Kovacevic: Got proof on Tomlin? Let's hear it
This was going to be the day the subject would change for the Steelers.
On this end, anyway.
I was ready, too. Had column ideas all laid out regarding the return of Mike Wallace, the helmet hit on Le'Veon Bell and the playoff picture. Or I could have taken to heart Ben Roethlisberger's suggestion to a pack of reporters Wednesday: “Let's talk about football. Let's talk about that Miami defense.”
Sorry, nope. Not there. Not yet, anyway.
It just felt silly, almost superficial, to try to move past the Mike Tomlin sideline scandal until I'd put real thought and real words behind this one simple yet sensational question: Do people really believe that the head coach of this city's NFL franchise is a cheater and a liar?
Let's not mince words here anymore, OK?
If you believe Tomlin deliberately interfered with Jacoby Jones' now infamous kickoff return in Baltimore, if you believe he intended to affect the outcome of the game, then you believe he's a cheater.
And by virtue of his defense since then, you also believe he's a liar.
A cheater and a liar.
Don't hedge. Don't hem and haw. Don't parse over this angle or that angle only to duck out from the real point you're making if you believe he acted deliberately: You're calling him a cheater and a liar.
So fine. Call him that.
But if you do, you'd better be calling for his firing, too. Because if Tomlin were proven to be a cheater and a liar, that's precisely what he would deserve. Not just that $100,000 fine the NFL levied Wednesday. Not a suspension. Not even the still-lingering possible loss of draft picks. Plain and simple, he would deserve to be tossed out by the Rooneys without so much as a see-ya.
Funny, I'm not hearing calls for Tomlin's firing, are you?
Could it be because, among all the evidence in play, nothing points to his guilt that's even remotely conclusive?
Oh, sure, you can think that maybe he acted with intent, that possibly there's a motion or two he made that could be damning.
But you don't know. I don't know.

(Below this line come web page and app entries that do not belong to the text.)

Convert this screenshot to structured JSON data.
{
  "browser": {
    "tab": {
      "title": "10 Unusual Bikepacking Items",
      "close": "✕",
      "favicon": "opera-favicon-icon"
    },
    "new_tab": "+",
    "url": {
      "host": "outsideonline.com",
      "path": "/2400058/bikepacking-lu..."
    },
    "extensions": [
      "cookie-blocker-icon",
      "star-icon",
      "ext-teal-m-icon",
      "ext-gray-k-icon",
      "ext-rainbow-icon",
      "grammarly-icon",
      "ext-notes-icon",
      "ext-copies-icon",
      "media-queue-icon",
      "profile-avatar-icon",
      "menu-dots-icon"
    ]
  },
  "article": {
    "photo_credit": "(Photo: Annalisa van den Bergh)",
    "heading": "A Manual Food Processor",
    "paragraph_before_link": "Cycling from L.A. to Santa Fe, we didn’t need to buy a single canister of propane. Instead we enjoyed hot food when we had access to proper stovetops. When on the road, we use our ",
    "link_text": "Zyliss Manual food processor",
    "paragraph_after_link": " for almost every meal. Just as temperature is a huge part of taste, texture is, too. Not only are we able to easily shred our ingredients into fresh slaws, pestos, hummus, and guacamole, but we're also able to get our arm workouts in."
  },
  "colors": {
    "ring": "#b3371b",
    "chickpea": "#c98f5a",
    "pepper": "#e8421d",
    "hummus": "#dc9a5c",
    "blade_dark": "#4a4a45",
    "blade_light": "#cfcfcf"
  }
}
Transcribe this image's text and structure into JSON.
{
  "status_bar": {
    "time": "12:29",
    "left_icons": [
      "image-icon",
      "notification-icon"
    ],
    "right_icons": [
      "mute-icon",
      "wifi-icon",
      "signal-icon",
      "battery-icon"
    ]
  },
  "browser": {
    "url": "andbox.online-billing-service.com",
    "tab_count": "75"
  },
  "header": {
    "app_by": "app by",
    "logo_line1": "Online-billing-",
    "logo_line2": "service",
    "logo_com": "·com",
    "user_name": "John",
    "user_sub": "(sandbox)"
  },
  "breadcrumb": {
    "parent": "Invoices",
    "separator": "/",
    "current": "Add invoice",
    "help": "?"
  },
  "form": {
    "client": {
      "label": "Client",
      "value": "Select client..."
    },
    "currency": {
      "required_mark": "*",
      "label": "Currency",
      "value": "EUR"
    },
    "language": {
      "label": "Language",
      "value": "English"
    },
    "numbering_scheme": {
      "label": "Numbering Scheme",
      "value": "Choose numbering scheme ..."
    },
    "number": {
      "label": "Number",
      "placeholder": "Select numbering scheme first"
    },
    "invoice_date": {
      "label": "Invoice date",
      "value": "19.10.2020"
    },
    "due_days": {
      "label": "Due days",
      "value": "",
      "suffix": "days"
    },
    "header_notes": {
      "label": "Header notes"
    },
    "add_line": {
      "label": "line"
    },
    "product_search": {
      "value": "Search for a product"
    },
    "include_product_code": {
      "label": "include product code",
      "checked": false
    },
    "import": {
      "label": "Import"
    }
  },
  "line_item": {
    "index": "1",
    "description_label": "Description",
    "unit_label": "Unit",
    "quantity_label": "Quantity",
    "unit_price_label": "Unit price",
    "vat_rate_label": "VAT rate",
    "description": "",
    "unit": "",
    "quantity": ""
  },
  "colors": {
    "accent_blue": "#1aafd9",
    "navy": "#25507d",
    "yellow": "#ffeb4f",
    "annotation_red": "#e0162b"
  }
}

Only Tomlin can.
At the same time, here are three points that are emphatically and demonstrably known:
• Nothing in the videos conclusively shows intent.
This isn't like that New York Jets assistant jutting out his leg a couple years ago. There's no smoking gun, and only an irrational observer would suggest otherwise. I'll admit I wavered at the first sighting of KDKA's angle, based on a split-second of Tomlin's body language shifting to the right. But neither that nor anything can be called conclusive.
Read anything in that NFL news release Wednesday about intent?
Can you imagine the league's penalty if it had been confident of — or even strongly suspected — intent?
• Nothing in Tomlin's words has been conclusively contradicted, including by the NFL.
He told us that his approach to watch Jones' return was the same he takes with every kickoff, and there's overwhelming video evidence to support it. He also told us he was startled upon seeing himself on the JumboTron, and the timing on the video supports it. Same goes for all his other statements. There's been no gotcha.
• Nothing in Tomlin's history, professional or otherwise, suggestsanything close to the character flaw involvedwith a charge of scope.
This too is indisputable. There's no history of cheating or even a cheating accusation.
Has he been caught in lies or deception related to gamesmanship or keeping secrets from opponents?
Sure, as has just about every other coach or manager in the history of organized sport. But there's been nothing significant outside that realm.
Look, I have a lot of problems with Tomlin.
I think he has become too passive with his veterans.
I think he had the Steelers inexcusably unprepared to open this season.
I think he's stuck in his ways to the dramatic extent that he would fly his team to London so late in the week that they barely had time for tea before kickoff.
I think he has become aloof and arrogant and, to be totally candid, not terribly likable.
I also think he came across as an epic phony in that Tuesday news conference, flicking on the charm when it suited his needs.
But a cheater and a liar?
You had better come with a whole lot more than incomplete conjecture or casual dislike when assailing a man's character.
If not, let's talk about that Miami defense.